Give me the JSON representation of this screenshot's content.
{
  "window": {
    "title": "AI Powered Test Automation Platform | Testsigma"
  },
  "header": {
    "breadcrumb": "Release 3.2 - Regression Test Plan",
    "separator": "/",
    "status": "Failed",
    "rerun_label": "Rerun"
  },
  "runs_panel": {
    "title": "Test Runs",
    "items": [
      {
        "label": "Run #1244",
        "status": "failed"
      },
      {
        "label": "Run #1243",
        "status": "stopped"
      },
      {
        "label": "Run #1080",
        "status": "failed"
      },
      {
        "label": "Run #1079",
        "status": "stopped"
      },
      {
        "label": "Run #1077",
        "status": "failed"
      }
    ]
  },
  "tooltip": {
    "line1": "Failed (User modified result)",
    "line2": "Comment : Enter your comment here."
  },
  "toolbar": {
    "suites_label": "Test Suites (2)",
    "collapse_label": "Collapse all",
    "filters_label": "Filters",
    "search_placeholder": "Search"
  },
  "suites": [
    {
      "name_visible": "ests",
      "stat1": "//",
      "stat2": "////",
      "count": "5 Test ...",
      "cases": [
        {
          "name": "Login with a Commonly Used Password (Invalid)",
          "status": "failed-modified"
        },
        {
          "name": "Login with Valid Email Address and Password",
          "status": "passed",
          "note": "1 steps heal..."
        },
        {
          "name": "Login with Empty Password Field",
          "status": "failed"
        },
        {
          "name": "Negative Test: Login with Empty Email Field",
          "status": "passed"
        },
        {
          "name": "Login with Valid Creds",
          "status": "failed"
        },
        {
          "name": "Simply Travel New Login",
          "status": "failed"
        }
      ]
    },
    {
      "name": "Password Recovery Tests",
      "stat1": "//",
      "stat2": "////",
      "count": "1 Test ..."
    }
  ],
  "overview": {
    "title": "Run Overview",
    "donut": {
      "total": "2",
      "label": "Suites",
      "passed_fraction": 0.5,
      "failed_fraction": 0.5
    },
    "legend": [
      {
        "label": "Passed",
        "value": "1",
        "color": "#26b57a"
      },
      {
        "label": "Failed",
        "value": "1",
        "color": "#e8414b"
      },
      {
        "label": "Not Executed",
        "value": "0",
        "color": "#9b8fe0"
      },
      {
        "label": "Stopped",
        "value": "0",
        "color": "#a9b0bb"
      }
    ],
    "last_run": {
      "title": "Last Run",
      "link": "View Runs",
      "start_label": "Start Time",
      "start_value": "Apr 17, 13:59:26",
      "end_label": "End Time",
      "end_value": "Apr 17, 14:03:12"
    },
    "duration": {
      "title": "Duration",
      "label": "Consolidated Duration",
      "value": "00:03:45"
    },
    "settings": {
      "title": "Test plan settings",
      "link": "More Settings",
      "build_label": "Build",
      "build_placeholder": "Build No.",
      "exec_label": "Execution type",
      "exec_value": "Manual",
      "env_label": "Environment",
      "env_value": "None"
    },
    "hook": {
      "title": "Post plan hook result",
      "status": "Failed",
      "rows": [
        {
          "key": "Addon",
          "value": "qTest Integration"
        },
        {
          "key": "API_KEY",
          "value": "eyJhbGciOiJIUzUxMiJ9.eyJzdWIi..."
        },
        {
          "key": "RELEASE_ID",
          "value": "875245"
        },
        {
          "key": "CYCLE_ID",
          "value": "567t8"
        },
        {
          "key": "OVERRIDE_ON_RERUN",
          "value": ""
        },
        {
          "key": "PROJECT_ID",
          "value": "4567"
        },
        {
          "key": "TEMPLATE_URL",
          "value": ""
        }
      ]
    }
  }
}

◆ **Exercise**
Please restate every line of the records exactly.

◆ **Exercise solution**
Give me the JSON representation of this screenshot's content.
{
  "window": {
    "title": "AI Powered Test Automation Platform | Testsigma"
  },
  "header": {
    "breadcrumb": "Release 3.2 - Regression Test Plan",
    "separator": "/",
    "status": "Failed",
    "rerun_label": "Rerun"
  },
  "runs_panel": {
    "title": "Test Runs",
    "items": [
      {
        "label": "Run #1244",
        "status": "failed"
      },
      {
        "label": "Run #1243",
        "status": "stopped"
      },
      {
        "label": "Run #1080",
        "status": "failed"
      },
      {
        "label": "Run #1079",
        "status": "stopped"
      },
      {
        "label": "Run #1077",
        "status": "failed"
      }
    ]
  },
  "tooltip": {
    "line1": "Failed (User modified result)",
    "line2": "Comment : Enter your comment here."
  },
  "toolbar": {
    "suites_label": "Test Suites (2)",
    "collapse_label": "Collapse all",
    "filters_label": "Filters",
    "search_placeholder": "Search"
  },
  "suites": [
    {
      "name_visible": "ests",
      "stat1": "//",
      "stat2": "////",
      "count": "5 Test ...",
      "cases": [
        {
          "name": "Login with a Commonly Used Password (Invalid)",
          "status": "failed-modified"
        },
        {
          "name": "Login with Valid Email Address and Password",
          "status": "passed",
          "note": "1 steps heal..."
        },
        {
          "name": "Login with Empty Password Field",
          "status": "failed"
        },
        {
          "name": "Negative Test: Login with Empty Email Field",
          "status": "passed"
        },
        {
          "name": "Login with Valid Creds",
          "status": "failed"
        },
        {
          "name": "Simply Travel New Login",
          "status": "failed"
        }
      ]
    },
    {
      "name": "Password Recovery Tests",
      "stat1": "//",
      "stat2": "////",
      "count": "1 Test ..."
    }
  ],
  "overview": {
    "title": "Run Overview",
    "donut": {
      "total": "2",
      "label": "Suites",
      "passed_fraction": 0.5,
      "failed_fraction": 0.5
    },
    "legend": [
      {
        "label": "Passed",
        "value": "1",
        "color": "#26b57a"
      },
      {
        "label": "Failed",
        "value": "1",
        "color": "#e8414b"
      },
      {
        "label": "Not Executed",
        "value": "0",
        "color": "#9b8fe0"
      },
      {
        "label": "Stopped",
        "value": "0",
        "color": "#a9b0bb"
      }
    ],
    "last_run": {
      "title": "Last Run",
      "link": "View Runs",
      "start_label": "Start Time",
      "start_value": "Apr 17, 13:59:26",
      "end_label": "End Time",
      "end_value": "Apr 17, 14:03:12"
    },
    "duration": {
      "title": "Duration",
      "label": "Consolidated Duration",
      "value": "00:03:45"
    },
    "settings": {
      "title": "Test plan settings",
      "link": "More Settings",
      "build_label": "Build",
      "build_placeholder": "Build No.",
      "exec_label": "Execution type",
      "exec_value": "Manual",
      "env_label": "Environment",
      "env_value": "None"
    },
    "hook": {
      "title": "Post plan hook result",
      "status": "Failed",
      "rows": [
        {
          "key": "Addon",
          "value": "qTest Integration"
        },
        {
          "key": "API_KEY",
          "value": "eyJhbGciOiJIUzUxMiJ9.eyJzdWIi..."
        },
        {
          "key": "RELEASE_ID",
          "value": "875245"
        },
        {
          "key": "CYCLE_ID",
          "value": "567t8"
        },
        {
          "key": "OVERRIDE_ON_RERUN",
          "value": ""
        },
        {
          "key": "PROJECT_ID",
          "value": "4567"
        },
        {
          "key": "TEMPLATE_URL",
          "value": ""
        }
      ]
    }
  }
}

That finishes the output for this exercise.